> Work required: Nothing but the text of the records belongs in your answer: repeat all of it exactly and leave out the images.

(Entries taken from a collection)
*** Block opens ***
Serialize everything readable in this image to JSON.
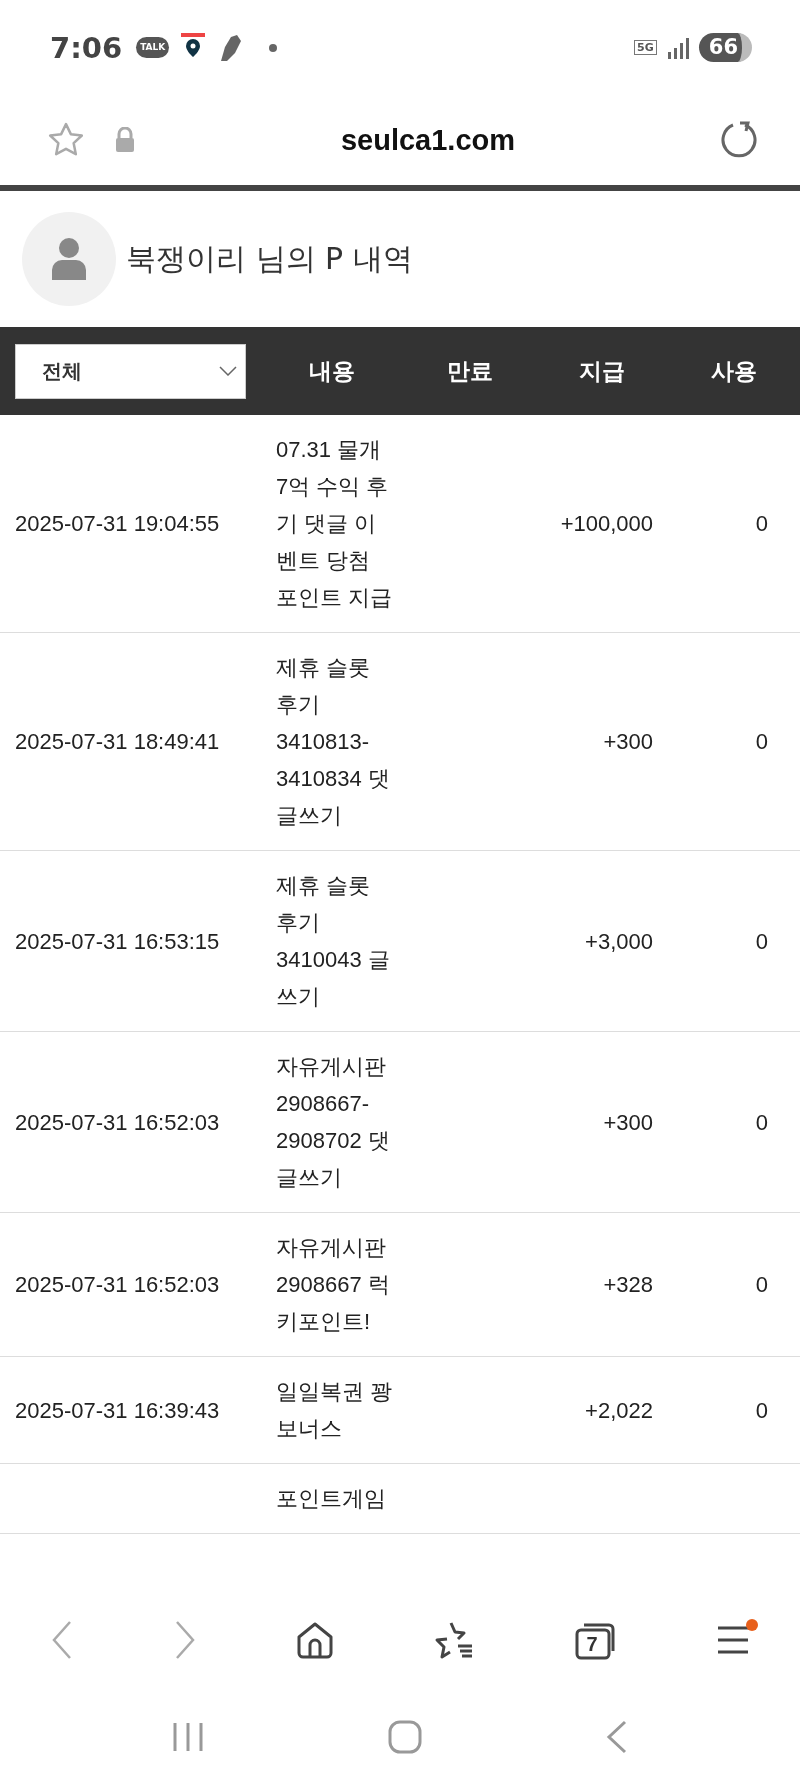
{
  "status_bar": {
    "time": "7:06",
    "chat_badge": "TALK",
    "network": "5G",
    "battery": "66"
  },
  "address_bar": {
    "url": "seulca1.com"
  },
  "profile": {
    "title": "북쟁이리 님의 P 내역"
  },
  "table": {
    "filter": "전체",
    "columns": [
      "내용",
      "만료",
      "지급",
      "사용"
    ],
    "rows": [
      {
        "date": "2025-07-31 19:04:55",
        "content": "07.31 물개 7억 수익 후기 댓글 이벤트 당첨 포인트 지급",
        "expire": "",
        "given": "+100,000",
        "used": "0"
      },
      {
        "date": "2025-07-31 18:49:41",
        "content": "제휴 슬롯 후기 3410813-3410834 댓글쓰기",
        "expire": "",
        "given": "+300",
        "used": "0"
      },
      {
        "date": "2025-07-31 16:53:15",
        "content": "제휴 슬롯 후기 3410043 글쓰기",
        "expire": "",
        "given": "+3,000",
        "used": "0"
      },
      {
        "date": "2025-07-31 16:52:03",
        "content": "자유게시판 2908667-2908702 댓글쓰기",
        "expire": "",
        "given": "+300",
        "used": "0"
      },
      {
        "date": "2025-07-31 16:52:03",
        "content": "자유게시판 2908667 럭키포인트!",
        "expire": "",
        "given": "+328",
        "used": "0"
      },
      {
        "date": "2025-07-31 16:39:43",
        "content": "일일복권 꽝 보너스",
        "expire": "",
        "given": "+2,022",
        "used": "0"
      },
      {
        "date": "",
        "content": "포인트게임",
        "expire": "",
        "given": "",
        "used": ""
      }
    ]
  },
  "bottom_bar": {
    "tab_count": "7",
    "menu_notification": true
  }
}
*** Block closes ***
> Task solution:
Serialize everything readable in this image to JSON.
{
  "status_bar": {
    "time": "7:06",
    "chat_badge": "TALK",
    "network": "5G",
    "battery": "66"
  },
  "address_bar": {
    "url": "seulca1.com"
  },
  "profile": {
    "title": "북쟁이리 님의 P 내역"
  },
  "table": {
    "filter": "전체",
    "columns": [
      "내용",
      "만료",
      "지급",
      "사용"
    ],
    "rows": [
      {
        "date": "2025-07-31 19:04:55",
        "content": "07.31 물개 7억 수익 후기 댓글 이벤트 당첨 포인트 지급",
        "expire": "",
        "given": "+100,000",
        "used": "0"
      },
      {
        "date": "2025-07-31 18:49:41",
        "content": "제휴 슬롯 후기 3410813-3410834 댓글쓰기",
        "expire": "",
        "given": "+300",
        "used": "0"
      },
      {
        "date": "2025-07-31 16:53:15",
        "content": "제휴 슬롯 후기 3410043 글쓰기",
        "expire": "",
        "given": "+3,000",
        "used": "0"
      },
      {
        "date": "2025-07-31 16:52:03",
        "content": "자유게시판 2908667-2908702 댓글쓰기",
        "expire": "",
        "given": "+300",
        "used": "0"
      },
      {
        "date": "2025-07-31 16:52:03",
        "content": "자유게시판 2908667 럭키포인트!",
        "expire": "",
        "given": "+328",
        "used": "0"
      },
      {
        "date": "2025-07-31 16:39:43",
        "content": "일일복권 꽝 보너스",
        "expire": "",
        "given": "+2,022",
        "used": "0"
      },
      {
        "date": "",
        "content": "포인트게임",
        "expire": "",
        "given": "",
        "used": ""
      }
    ]
  },
  "bottom_bar": {
    "tab_count": "7",
    "menu_notification": true
  }
}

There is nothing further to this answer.